YOUR OBJECTIVE: Nothing in the data may be altered; restate all of it exactly.
=== Section Start ===
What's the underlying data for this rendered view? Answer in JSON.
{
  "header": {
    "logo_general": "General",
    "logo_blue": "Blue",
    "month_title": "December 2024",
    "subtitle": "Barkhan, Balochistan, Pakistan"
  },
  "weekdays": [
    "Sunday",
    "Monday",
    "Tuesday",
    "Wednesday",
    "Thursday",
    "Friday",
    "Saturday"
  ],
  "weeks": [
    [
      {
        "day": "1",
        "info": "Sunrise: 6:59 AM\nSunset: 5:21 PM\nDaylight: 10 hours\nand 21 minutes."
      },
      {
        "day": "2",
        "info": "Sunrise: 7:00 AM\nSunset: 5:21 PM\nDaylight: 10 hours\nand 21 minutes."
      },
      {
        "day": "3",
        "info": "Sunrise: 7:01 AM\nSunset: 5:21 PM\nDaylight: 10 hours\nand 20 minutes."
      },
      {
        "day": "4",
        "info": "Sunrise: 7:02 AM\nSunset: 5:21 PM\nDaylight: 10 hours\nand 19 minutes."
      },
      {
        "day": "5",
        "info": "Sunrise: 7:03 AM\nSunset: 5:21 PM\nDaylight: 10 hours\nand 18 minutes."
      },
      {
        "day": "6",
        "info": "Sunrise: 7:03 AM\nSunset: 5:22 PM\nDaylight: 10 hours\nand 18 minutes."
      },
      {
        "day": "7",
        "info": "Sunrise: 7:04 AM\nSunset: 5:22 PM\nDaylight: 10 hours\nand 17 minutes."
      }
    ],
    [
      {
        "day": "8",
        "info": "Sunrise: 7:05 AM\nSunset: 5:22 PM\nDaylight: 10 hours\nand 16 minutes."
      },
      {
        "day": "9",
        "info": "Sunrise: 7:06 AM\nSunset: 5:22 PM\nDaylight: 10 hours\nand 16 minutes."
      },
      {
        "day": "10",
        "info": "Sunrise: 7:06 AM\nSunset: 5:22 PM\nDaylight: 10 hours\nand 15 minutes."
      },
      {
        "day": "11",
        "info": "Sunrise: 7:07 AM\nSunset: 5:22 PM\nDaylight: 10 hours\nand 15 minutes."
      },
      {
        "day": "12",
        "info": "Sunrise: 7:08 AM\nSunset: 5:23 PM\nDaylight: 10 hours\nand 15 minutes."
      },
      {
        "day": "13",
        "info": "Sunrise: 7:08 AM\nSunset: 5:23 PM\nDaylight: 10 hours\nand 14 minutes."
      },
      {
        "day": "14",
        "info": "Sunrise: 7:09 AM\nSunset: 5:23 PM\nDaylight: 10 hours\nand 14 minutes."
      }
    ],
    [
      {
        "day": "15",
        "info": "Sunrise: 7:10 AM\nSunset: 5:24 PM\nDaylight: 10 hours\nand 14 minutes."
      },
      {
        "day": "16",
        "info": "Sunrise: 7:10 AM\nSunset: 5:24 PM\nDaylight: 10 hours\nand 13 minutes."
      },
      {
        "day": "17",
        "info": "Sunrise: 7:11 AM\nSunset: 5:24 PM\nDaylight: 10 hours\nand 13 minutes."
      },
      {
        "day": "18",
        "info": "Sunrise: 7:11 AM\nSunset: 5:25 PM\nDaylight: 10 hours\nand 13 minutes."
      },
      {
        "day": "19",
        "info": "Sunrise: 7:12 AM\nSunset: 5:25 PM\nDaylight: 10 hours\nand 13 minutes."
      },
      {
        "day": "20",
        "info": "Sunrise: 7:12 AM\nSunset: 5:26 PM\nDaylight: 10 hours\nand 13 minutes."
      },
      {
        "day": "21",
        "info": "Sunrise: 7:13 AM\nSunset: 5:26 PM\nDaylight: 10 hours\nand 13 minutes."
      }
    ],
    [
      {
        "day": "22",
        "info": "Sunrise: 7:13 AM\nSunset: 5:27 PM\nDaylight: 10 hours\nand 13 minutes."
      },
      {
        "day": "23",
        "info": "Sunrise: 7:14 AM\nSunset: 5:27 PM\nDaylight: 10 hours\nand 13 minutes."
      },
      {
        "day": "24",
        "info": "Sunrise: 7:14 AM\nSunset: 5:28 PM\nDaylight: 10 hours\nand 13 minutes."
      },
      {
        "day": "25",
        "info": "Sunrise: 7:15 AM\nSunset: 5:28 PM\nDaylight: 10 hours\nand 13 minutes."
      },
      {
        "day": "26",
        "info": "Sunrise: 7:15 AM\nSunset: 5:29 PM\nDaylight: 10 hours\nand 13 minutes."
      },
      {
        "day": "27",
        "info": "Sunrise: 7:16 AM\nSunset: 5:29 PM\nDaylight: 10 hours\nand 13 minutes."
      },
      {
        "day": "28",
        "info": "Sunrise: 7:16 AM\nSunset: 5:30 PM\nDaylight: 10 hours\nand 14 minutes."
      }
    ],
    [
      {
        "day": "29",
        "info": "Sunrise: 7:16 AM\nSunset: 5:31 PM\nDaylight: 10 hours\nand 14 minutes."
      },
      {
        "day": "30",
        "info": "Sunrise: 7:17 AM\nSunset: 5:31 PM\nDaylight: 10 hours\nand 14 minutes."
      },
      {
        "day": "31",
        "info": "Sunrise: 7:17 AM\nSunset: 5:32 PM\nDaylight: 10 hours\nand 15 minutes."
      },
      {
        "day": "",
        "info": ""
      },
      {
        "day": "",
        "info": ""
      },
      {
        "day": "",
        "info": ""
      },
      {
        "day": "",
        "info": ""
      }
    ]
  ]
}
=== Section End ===
WRITTEN ANSWER:
What's the underlying data for this rendered view? Answer in JSON.
{
  "header": {
    "logo_general": "General",
    "logo_blue": "Blue",
    "month_title": "December 2024",
    "subtitle": "Barkhan, Balochistan, Pakistan"
  },
  "weekdays": [
    "Sunday",
    "Monday",
    "Tuesday",
    "Wednesday",
    "Thursday",
    "Friday",
    "Saturday"
  ],
  "weeks": [
    [
      {
        "day": "1",
        "info": "Sunrise: 6:59 AM\nSunset: 5:21 PM\nDaylight: 10 hours\nand 21 minutes."
      },
      {
        "day": "2",
        "info": "Sunrise: 7:00 AM\nSunset: 5:21 PM\nDaylight: 10 hours\nand 21 minutes."
      },
      {
        "day": "3",
        "info": "Sunrise: 7:01 AM\nSunset: 5:21 PM\nDaylight: 10 hours\nand 20 minutes."
      },
      {
        "day": "4",
        "info": "Sunrise: 7:02 AM\nSunset: 5:21 PM\nDaylight: 10 hours\nand 19 minutes."
      },
      {
        "day": "5",
        "info": "Sunrise: 7:03 AM\nSunset: 5:21 PM\nDaylight: 10 hours\nand 18 minutes."
      },
      {
        "day": "6",
        "info": "Sunrise: 7:03 AM\nSunset: 5:22 PM\nDaylight: 10 hours\nand 18 minutes."
      },
      {
        "day": "7",
        "info": "Sunrise: 7:04 AM\nSunset: 5:22 PM\nDaylight: 10 hours\nand 17 minutes."
      }
    ],
    [
      {
        "day": "8",
        "info": "Sunrise: 7:05 AM\nSunset: 5:22 PM\nDaylight: 10 hours\nand 16 minutes."
      },
      {
        "day": "9",
        "info": "Sunrise: 7:06 AM\nSunset: 5:22 PM\nDaylight: 10 hours\nand 16 minutes."
      },
      {
        "day": "10",
        "info": "Sunrise: 7:06 AM\nSunset: 5:22 PM\nDaylight: 10 hours\nand 15 minutes."
      },
      {
        "day": "11",
        "info": "Sunrise: 7:07 AM\nSunset: 5:22 PM\nDaylight: 10 hours\nand 15 minutes."
      },
      {
        "day": "12",
        "info": "Sunrise: 7:08 AM\nSunset: 5:23 PM\nDaylight: 10 hours\nand 15 minutes."
      },
      {
        "day": "13",
        "info": "Sunrise: 7:08 AM\nSunset: 5:23 PM\nDaylight: 10 hours\nand 14 minutes."
      },
      {
        "day": "14",
        "info": "Sunrise: 7:09 AM\nSunset: 5:23 PM\nDaylight: 10 hours\nand 14 minutes."
      }
    ],
    [
      {
        "day": "15",
        "info": "Sunrise: 7:10 AM\nSunset: 5:24 PM\nDaylight: 10 hours\nand 14 minutes."
      },
      {
        "day": "16",
        "info": "Sunrise: 7:10 AM\nSunset: 5:24 PM\nDaylight: 10 hours\nand 13 minutes."
      },
      {
        "day": "17",
        "info": "Sunrise: 7:11 AM\nSunset: 5:24 PM\nDaylight: 10 hours\nand 13 minutes."
      },
      {
        "day": "18",
        "info": "Sunrise: 7:11 AM\nSunset: 5:25 PM\nDaylight: 10 hours\nand 13 minutes."
      },
      {
        "day": "19",
        "info": "Sunrise: 7:12 AM\nSunset: 5:25 PM\nDaylight: 10 hours\nand 13 minutes."
      },
      {
        "day": "20",
        "info": "Sunrise: 7:12 AM\nSunset: 5:26 PM\nDaylight: 10 hours\nand 13 minutes."
      },
      {
        "day": "21",
        "info": "Sunrise: 7:13 AM\nSunset: 5:26 PM\nDaylight: 10 hours\nand 13 minutes."
      }
    ],
    [
      {
        "day": "22",
        "info": "Sunrise: 7:13 AM\nSunset: 5:27 PM\nDaylight: 10 hours\nand 13 minutes."
      },
      {
        "day": "23",
        "info": "Sunrise: 7:14 AM\nSunset: 5:27 PM\nDaylight: 10 hours\nand 13 minutes."
      },
      {
        "day": "24",
        "info": "Sunrise: 7:14 AM\nSunset: 5:28 PM\nDaylight: 10 hours\nand 13 minutes."
      },
      {
        "day": "25",
        "info": "Sunrise: 7:15 AM\nSunset: 5:28 PM\nDaylight: 10 hours\nand 13 minutes."
      },
      {
        "day": "26",
        "info": "Sunrise: 7:15 AM\nSunset: 5:29 PM\nDaylight: 10 hours\nand 13 minutes."
      },
      {
        "day": "27",
        "info": "Sunrise: 7:16 AM\nSunset: 5:29 PM\nDaylight: 10 hours\nand 13 minutes."
      },
      {
        "day": "28",
        "info": "Sunrise: 7:16 AM\nSunset: 5:30 PM\nDaylight: 10 hours\nand 14 minutes."
      }
    ],
    [
      {
        "day": "29",
        "info": "Sunrise: 7:16 AM\nSunset: 5:31 PM\nDaylight: 10 hours\nand 14 minutes."
      },
      {
        "day": "30",
        "info": "Sunrise: 7:17 AM\nSunset: 5:31 PM\nDaylight: 10 hours\nand 14 minutes."
      },
      {
        "day": "31",
        "info": "Sunrise: 7:17 AM\nSunset: 5:32 PM\nDaylight: 10 hours\nand 15 minutes."
      },
      {
        "day": "",
        "info": ""
      },
      {
        "day": "",
        "info": ""
      },
      {
        "day": "",
        "info": ""
      },
      {
        "day": "",
        "info": ""
      }
    ]
  ]
}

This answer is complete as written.